The tribes, which occupied this territory, went in for agriculture based mainly on artificial irrigation and cattle – breeding. Three caravanserais were discovered on its territory. Public buildings and erections, reflecting the social tenor of the feudal age, take a special place in the Dekhistan look and structure. Such monumental buildings include mosques, minarets, madrasahs and a number of cultural erections.

The city was in its prime being a possession of Khorezm Shahs, then destroyed by Mongol, but revived and finally fell into decay with decline of irrigation in the XV century. Its architecture remained only a few fragments of the erections made of burned brick and having great artistic value as the glaring examples of Islamic architecture. The first and foremost is two 20 meters high minarets. In all probability it is a half of their initial height. Abu – Jafar Akhmed minaret, so called “northern” – was built by architect Abu Bini Ziyad approximately in 1004 – 1005.

Smooth surface of the minarets was girdled with two belts of Arabic scribings which were engraved on the bricks. The scribings tells who and when has erected this monument. The top of each minaret was crowned with wide belt of geometrical ornament. The second minaret (7 meters in its foundation diameter) was built 120 meters away from the first one, but almost 200 years later, at the corner of mosque of Mukhammed Khorezmshah which remained only two pylons of 18 meters high portal with luxuriant ornament made of blue glaze.
The predominant part of the ornament are Arabian inscriptions, where the names of Khorezmshah and the architects were written.

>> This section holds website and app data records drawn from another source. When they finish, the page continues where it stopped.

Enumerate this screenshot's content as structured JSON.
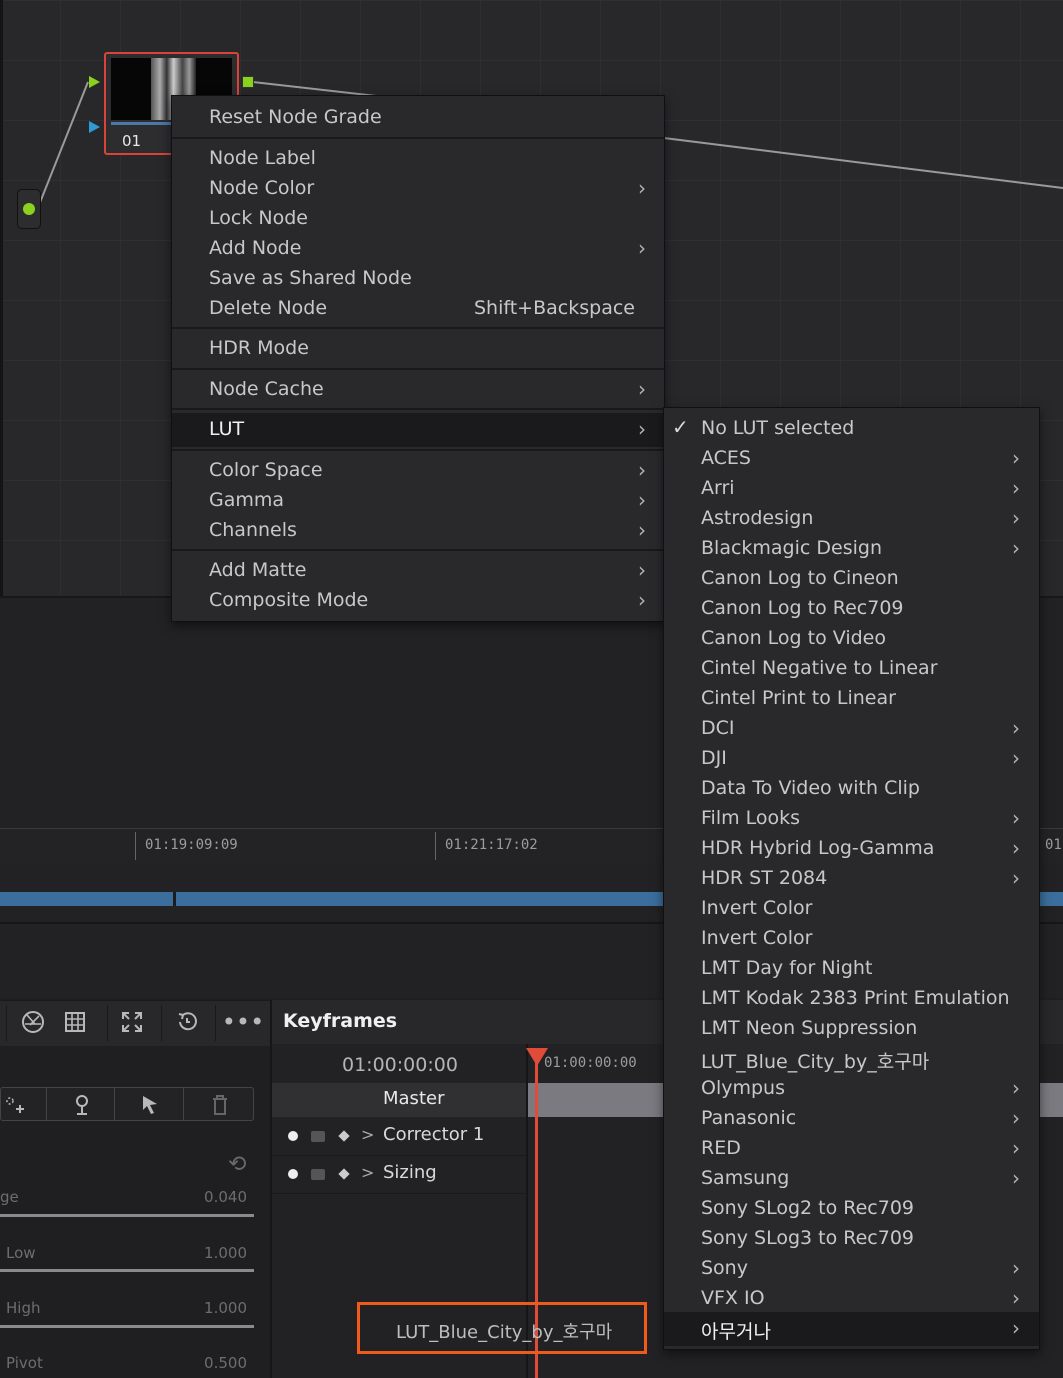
{
  "node": {
    "number": "01"
  },
  "timeline": {
    "timecodes": [
      "01:19:09:09",
      "01:21:17:02",
      "01:"
    ]
  },
  "params": [
    {
      "label": "ge",
      "value": "0.040"
    },
    {
      "label": "Low",
      "value": "1.000"
    },
    {
      "label": "High",
      "value": "1.000"
    },
    {
      "label": "Pivot",
      "value": "0.500"
    }
  ],
  "keyframes": {
    "title": "Keyframes",
    "timecode": "01:00:00:00",
    "ruler_timecode": "01:00:00:00",
    "master": "Master",
    "rows": [
      "Corrector 1",
      "Sizing"
    ],
    "highlighted_lut": "LUT_Blue_City_by_호구마"
  },
  "context_menu": {
    "items": [
      {
        "label": "Reset Node Grade"
      },
      {
        "label": "Node Label"
      },
      {
        "label": "Node Color",
        "submenu": true
      },
      {
        "label": "Lock Node"
      },
      {
        "label": "Add Node",
        "submenu": true
      },
      {
        "label": "Save as Shared Node"
      },
      {
        "label": "Delete Node",
        "shortcut": "Shift+Backspace"
      },
      {
        "label": "HDR Mode"
      },
      {
        "label": "Node Cache",
        "submenu": true
      },
      {
        "label": "LUT",
        "submenu": true,
        "highlighted": true
      },
      {
        "label": "Color Space",
        "submenu": true
      },
      {
        "label": "Gamma",
        "submenu": true
      },
      {
        "label": "Channels",
        "submenu": true
      },
      {
        "label": "Add Matte",
        "submenu": true
      },
      {
        "label": "Composite Mode",
        "submenu": true
      }
    ]
  },
  "lut_menu": {
    "items": [
      {
        "label": "No LUT selected",
        "checked": true
      },
      {
        "label": "ACES",
        "submenu": true
      },
      {
        "label": "Arri",
        "submenu": true
      },
      {
        "label": "Astrodesign",
        "submenu": true
      },
      {
        "label": "Blackmagic Design",
        "submenu": true
      },
      {
        "label": "Canon Log to Cineon"
      },
      {
        "label": "Canon Log to Rec709"
      },
      {
        "label": "Canon Log to Video"
      },
      {
        "label": "Cintel Negative to Linear"
      },
      {
        "label": "Cintel Print to Linear"
      },
      {
        "label": "DCI",
        "submenu": true
      },
      {
        "label": "DJI",
        "submenu": true
      },
      {
        "label": "Data To Video with Clip"
      },
      {
        "label": "Film Looks",
        "submenu": true
      },
      {
        "label": "HDR Hybrid Log-Gamma",
        "submenu": true
      },
      {
        "label": "HDR ST 2084",
        "submenu": true
      },
      {
        "label": "Invert Color"
      },
      {
        "label": "Invert Color"
      },
      {
        "label": "LMT Day for Night"
      },
      {
        "label": "LMT Kodak 2383 Print Emulation"
      },
      {
        "label": "LMT Neon Suppression"
      },
      {
        "label": "LUT_Blue_City_by_호구마"
      },
      {
        "label": "Olympus",
        "submenu": true
      },
      {
        "label": "Panasonic",
        "submenu": true
      },
      {
        "label": "RED",
        "submenu": true
      },
      {
        "label": "Samsung",
        "submenu": true
      },
      {
        "label": "Sony SLog2 to Rec709"
      },
      {
        "label": "Sony SLog3 to Rec709"
      },
      {
        "label": "Sony",
        "submenu": true
      },
      {
        "label": "VFX IO",
        "submenu": true
      },
      {
        "label": "아무거나",
        "submenu": true,
        "highlighted": true
      }
    ]
  }
}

Dekhistan was in deep intercommunication with the vast neighbourhood, covering the considerable part of the south – eastern Caspii. The city, being on the boarder of settled oasis and nomad steppe, was the important point of the intensive trade. One of the international caravan ways, connecting Khorezm with the Arabian countries, crossed Dekhistan.

Silence among the ruins and ashes, which is usually so typical for abandoned cities, will make not only poets, but everyone to think of the perishability and ephemeral essence of life, that goes away leaving no erections but scattering of ostracons and shapeless ruins, that have been many centuries ago something useful, firm and splendid.